DATASET ENTRIES
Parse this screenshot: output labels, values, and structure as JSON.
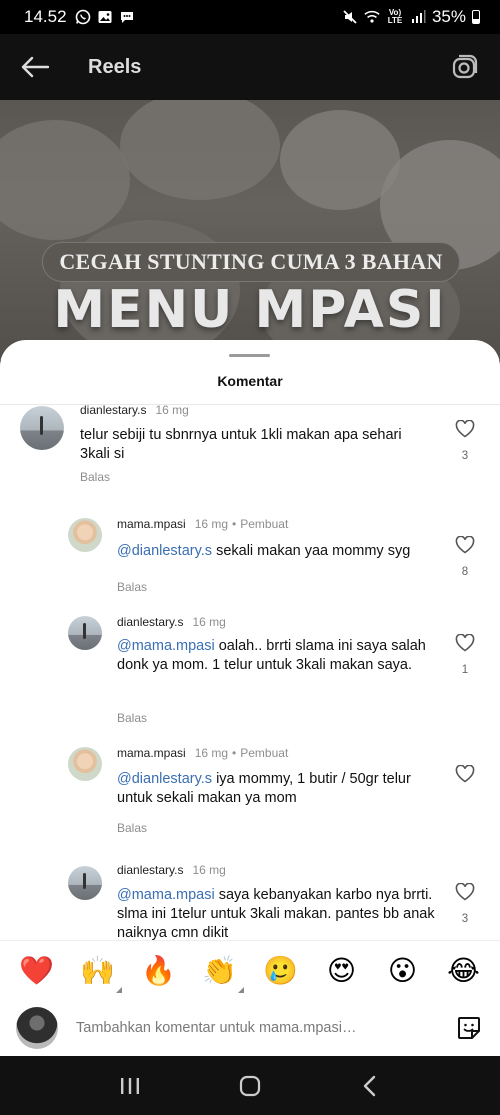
{
  "status_bar": {
    "time": "14.52",
    "battery": "35%",
    "icons": [
      "whatsapp-icon",
      "gallery-icon",
      "chat-icon",
      "mute-icon",
      "wifi-icon",
      "volte-icon",
      "signal-icon",
      "battery-icon"
    ],
    "volte_label": "Vo) LTE"
  },
  "header": {
    "title": "Reels"
  },
  "video": {
    "banner": "CEGAH STUNTING CUMA 3 BAHAN",
    "headline": "MENU MPASI"
  },
  "sheet": {
    "title": "Komentar"
  },
  "comments": [
    {
      "user": "dianlestary.s",
      "time": "16 mg",
      "creator": "",
      "mention": "",
      "text": "telur sebiji tu sbnrnya untuk 1kli makan apa sehari 3kali si",
      "reply": "Balas",
      "likes": "3"
    },
    {
      "user": "mama.mpasi",
      "time": "16 mg",
      "creator": "Pembuat",
      "mention": "@dianlestary.s",
      "text": " sekali makan yaa mommy syg",
      "reply": "Balas",
      "likes": "8"
    },
    {
      "user": "dianlestary.s",
      "time": "16 mg",
      "creator": "",
      "mention": "@mama.mpasi",
      "text": " oalah.. brrti slama ini saya salah donk ya mom. 1 telur untuk 3kali makan saya.",
      "reply": "Balas",
      "likes": "1"
    },
    {
      "user": "mama.mpasi",
      "time": "16 mg",
      "creator": "Pembuat",
      "mention": "@dianlestary.s",
      "text": " iya mommy, 1 butir / 50gr telur untuk sekali makan ya mom",
      "reply": "Balas",
      "likes": ""
    },
    {
      "user": "dianlestary.s",
      "time": "16 mg",
      "creator": "",
      "mention": "@mama.mpasi",
      "text": " saya kebanyakan karbo nya brrti. slma ini 1telur untuk 3kali makan. pantes bb anak naiknya cmn dikit",
      "reply": "",
      "likes": "3"
    }
  ],
  "emoji_bar": [
    "❤️",
    "🙌",
    "🔥",
    "👏",
    "🥲",
    "😍",
    "😮",
    "😂"
  ],
  "input": {
    "placeholder": "Tambahkan komentar untuk mama.mpasi…"
  },
  "nav": [
    "recent-apps",
    "home",
    "back"
  ],
  "colors": {
    "mention": "#3a6fb3",
    "heart_emoji": "#e8334f",
    "sheet_bg": "#ffffff"
  }
}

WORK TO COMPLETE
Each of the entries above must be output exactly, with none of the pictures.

WRITTEN ANSWER
Parse this screenshot: output labels, values, and structure as JSON.
{
  "status_bar": {
    "time": "14.52",
    "battery": "35%",
    "icons": [
      "whatsapp-icon",
      "gallery-icon",
      "chat-icon",
      "mute-icon",
      "wifi-icon",
      "volte-icon",
      "signal-icon",
      "battery-icon"
    ],
    "volte_label": "Vo) LTE"
  },
  "header": {
    "title": "Reels"
  },
  "video": {
    "banner": "CEGAH STUNTING CUMA 3 BAHAN",
    "headline": "MENU MPASI"
  },
  "sheet": {
    "title": "Komentar"
  },
  "comments": [
    {
      "user": "dianlestary.s",
      "time": "16 mg",
      "creator": "",
      "mention": "",
      "text": "telur sebiji tu sbnrnya untuk 1kli makan apa sehari 3kali si",
      "reply": "Balas",
      "likes": "3"
    },
    {
      "user": "mama.mpasi",
      "time": "16 mg",
      "creator": "Pembuat",
      "mention": "@dianlestary.s",
      "text": " sekali makan yaa mommy syg",
      "reply": "Balas",
      "likes": "8"
    },
    {
      "user": "dianlestary.s",
      "time": "16 mg",
      "creator": "",
      "mention": "@mama.mpasi",
      "text": " oalah.. brrti slama ini saya salah donk ya mom. 1 telur untuk 3kali makan saya.",
      "reply": "Balas",
      "likes": "1"
    },
    {
      "user": "mama.mpasi",
      "time": "16 mg",
      "creator": "Pembuat",
      "mention": "@dianlestary.s",
      "text": " iya mommy, 1 butir / 50gr telur untuk sekali makan ya mom",
      "reply": "Balas",
      "likes": ""
    },
    {
      "user": "dianlestary.s",
      "time": "16 mg",
      "creator": "",
      "mention": "@mama.mpasi",
      "text": " saya kebanyakan karbo nya brrti. slma ini 1telur untuk 3kali makan. pantes bb anak naiknya cmn dikit",
      "reply": "",
      "likes": "3"
    }
  ],
  "emoji_bar": [
    "❤️",
    "🙌",
    "🔥",
    "👏",
    "🥲",
    "😍",
    "😮",
    "😂"
  ],
  "input": {
    "placeholder": "Tambahkan komentar untuk mama.mpasi…"
  },
  "nav": [
    "recent-apps",
    "home",
    "back"
  ],
  "colors": {
    "mention": "#3a6fb3",
    "heart_emoji": "#e8334f",
    "sheet_bg": "#ffffff"
  }
}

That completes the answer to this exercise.